[Page and application data records]
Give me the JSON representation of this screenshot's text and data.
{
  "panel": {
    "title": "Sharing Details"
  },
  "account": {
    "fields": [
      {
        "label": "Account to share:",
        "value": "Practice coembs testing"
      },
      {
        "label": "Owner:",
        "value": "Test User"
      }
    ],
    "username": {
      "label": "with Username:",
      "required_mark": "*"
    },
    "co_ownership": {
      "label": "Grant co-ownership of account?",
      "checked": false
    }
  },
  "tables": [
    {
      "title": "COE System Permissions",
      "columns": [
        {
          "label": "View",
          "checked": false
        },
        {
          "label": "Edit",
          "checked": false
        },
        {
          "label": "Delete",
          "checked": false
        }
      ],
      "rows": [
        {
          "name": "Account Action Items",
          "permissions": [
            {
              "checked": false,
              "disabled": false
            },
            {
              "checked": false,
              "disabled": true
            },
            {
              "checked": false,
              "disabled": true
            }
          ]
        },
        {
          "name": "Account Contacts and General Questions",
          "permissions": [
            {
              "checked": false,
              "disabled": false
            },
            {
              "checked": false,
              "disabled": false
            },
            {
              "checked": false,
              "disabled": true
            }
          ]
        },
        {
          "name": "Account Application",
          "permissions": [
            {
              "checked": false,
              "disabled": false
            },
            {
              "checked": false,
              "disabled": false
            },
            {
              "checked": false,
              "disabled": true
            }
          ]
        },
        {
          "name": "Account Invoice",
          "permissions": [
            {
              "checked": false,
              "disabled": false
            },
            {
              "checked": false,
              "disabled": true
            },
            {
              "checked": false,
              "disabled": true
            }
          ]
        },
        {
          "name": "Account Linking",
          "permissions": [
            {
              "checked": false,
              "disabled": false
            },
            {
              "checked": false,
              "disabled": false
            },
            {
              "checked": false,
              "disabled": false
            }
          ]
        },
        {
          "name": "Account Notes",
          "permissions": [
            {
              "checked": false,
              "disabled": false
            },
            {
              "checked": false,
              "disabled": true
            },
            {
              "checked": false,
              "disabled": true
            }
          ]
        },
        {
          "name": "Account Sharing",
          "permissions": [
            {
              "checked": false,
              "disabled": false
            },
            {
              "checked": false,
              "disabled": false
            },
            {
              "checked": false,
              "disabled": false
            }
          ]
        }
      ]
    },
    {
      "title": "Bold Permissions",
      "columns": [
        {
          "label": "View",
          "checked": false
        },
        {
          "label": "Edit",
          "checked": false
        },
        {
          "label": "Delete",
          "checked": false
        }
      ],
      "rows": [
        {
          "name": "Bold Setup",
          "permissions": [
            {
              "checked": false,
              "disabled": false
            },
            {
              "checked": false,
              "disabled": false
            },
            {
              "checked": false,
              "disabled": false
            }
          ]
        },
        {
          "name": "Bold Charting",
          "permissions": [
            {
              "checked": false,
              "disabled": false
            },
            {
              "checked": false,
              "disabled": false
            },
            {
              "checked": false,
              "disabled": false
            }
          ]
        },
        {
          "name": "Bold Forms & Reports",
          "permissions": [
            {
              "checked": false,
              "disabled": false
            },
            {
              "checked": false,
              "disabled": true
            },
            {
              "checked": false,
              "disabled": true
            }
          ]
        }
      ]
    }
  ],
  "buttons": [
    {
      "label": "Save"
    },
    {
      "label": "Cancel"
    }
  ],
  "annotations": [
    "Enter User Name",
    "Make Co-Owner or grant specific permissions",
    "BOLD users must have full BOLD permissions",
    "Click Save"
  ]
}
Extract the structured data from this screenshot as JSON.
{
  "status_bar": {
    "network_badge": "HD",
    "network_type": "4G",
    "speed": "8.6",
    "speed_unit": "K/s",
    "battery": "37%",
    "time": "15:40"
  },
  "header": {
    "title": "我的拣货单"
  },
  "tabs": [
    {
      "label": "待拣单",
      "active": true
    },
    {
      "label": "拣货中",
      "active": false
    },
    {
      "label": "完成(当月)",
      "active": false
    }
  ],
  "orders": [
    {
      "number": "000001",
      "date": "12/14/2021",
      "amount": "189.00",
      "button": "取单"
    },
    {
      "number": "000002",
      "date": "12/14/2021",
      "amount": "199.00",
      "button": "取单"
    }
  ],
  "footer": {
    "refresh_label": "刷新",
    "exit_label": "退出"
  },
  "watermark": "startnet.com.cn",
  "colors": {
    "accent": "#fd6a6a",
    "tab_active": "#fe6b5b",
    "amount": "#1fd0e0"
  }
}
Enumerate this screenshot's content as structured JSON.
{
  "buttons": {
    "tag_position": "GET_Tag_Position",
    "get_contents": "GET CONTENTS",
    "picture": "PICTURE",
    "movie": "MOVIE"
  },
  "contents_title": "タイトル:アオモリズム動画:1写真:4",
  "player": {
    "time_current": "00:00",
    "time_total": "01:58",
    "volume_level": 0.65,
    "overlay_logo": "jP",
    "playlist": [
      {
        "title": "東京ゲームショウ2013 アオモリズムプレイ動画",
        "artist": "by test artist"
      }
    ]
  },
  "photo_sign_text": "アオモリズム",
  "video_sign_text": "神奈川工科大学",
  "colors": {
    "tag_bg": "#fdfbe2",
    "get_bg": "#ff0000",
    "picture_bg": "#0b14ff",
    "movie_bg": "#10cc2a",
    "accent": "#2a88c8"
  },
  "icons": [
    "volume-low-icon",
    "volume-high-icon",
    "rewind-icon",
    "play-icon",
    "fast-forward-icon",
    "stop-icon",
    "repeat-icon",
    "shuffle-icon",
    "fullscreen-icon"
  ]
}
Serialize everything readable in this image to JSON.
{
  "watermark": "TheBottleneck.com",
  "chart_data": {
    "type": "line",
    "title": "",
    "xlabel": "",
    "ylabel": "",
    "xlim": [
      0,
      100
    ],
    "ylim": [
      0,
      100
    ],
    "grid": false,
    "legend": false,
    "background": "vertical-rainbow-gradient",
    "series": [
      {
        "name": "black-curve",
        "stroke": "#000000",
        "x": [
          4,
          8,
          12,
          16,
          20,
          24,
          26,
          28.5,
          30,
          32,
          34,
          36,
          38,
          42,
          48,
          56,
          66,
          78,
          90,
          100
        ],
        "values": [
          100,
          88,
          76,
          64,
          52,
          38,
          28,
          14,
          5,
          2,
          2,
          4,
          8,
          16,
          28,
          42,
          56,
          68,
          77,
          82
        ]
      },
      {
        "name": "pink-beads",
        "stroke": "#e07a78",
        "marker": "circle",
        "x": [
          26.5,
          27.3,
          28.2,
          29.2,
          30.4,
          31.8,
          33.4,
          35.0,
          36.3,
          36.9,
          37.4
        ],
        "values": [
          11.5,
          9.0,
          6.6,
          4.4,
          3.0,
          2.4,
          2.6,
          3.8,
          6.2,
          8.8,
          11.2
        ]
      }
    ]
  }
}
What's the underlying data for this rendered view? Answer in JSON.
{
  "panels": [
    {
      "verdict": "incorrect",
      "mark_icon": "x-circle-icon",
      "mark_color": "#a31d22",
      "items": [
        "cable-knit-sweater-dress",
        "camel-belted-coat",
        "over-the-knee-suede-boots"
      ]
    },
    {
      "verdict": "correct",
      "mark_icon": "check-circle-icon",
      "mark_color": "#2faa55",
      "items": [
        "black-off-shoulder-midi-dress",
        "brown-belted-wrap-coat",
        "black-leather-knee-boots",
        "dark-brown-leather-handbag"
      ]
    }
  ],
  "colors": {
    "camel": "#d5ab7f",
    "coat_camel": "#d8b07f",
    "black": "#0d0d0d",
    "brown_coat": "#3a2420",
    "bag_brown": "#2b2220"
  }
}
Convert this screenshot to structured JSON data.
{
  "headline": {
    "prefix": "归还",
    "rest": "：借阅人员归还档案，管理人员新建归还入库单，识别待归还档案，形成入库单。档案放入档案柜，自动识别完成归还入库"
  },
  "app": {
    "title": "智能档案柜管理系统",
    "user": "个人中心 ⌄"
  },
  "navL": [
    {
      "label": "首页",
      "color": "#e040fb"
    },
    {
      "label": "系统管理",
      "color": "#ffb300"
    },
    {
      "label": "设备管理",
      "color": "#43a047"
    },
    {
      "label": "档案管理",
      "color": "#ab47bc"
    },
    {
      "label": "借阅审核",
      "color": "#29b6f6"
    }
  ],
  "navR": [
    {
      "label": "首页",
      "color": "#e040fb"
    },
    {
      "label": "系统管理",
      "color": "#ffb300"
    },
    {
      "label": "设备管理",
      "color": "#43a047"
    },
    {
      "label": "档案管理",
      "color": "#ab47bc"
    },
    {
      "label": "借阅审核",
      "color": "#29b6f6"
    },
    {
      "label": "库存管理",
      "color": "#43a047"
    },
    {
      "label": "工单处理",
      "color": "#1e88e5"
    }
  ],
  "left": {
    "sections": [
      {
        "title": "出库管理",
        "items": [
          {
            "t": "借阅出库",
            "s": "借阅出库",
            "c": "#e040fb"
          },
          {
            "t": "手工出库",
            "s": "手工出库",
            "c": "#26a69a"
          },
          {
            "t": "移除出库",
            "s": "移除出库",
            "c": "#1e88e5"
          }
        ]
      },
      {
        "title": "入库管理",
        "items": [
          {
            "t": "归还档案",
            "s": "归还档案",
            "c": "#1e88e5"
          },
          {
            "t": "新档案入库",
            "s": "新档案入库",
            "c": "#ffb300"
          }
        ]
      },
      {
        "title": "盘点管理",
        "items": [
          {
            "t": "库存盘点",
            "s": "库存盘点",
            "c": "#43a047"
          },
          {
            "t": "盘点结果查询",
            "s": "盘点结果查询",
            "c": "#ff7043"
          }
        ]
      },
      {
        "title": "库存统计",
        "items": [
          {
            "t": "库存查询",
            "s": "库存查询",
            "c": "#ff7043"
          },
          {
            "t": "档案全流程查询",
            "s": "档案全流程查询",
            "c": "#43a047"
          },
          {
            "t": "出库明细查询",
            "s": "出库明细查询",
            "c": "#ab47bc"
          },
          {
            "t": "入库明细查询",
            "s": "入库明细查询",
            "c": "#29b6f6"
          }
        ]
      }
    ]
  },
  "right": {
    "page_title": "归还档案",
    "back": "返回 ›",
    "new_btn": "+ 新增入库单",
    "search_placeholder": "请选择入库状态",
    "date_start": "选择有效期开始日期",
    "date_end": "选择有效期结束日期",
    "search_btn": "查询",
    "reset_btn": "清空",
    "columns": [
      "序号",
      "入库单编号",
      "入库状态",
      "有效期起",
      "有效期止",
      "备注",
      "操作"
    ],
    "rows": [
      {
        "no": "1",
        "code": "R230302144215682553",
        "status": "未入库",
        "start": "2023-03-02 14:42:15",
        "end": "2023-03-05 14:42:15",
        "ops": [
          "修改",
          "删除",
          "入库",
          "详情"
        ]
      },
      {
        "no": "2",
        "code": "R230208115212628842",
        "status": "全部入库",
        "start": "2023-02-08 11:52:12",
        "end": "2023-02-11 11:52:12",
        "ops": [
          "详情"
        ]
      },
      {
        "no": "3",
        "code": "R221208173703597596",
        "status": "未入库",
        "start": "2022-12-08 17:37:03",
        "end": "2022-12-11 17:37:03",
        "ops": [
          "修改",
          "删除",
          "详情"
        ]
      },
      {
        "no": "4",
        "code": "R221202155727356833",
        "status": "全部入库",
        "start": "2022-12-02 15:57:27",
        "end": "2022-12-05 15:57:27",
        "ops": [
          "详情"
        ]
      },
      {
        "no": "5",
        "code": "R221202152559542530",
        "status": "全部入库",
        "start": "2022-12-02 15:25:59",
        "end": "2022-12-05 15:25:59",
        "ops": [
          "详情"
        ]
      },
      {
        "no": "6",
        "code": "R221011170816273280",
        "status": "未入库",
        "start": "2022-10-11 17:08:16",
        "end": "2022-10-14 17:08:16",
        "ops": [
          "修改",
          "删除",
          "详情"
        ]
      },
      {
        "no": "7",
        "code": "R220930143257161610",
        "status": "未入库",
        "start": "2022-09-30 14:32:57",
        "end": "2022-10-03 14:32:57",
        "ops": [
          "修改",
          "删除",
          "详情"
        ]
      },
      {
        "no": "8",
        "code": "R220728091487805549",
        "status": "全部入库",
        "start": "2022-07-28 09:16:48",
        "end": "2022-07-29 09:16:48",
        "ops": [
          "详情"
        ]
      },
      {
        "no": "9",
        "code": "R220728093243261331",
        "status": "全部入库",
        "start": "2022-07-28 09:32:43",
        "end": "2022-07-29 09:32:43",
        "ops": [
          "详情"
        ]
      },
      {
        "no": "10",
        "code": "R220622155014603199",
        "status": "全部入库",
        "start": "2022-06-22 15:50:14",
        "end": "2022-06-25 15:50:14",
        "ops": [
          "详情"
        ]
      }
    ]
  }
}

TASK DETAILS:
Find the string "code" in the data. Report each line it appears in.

RESULT:
        "code": "R230302144215682553",
        "code": "R230208115212628842",
        "code": "R221208173703597596",
        "code": "R221202155727356833",
        "code": "R221202152559542530",
        "code": "R221011170816273280",
        "code": "R220930143257161610",
        "code": "R220728091487805549",
        "code": "R220728093243261331",
        "code": "R220622155014603199",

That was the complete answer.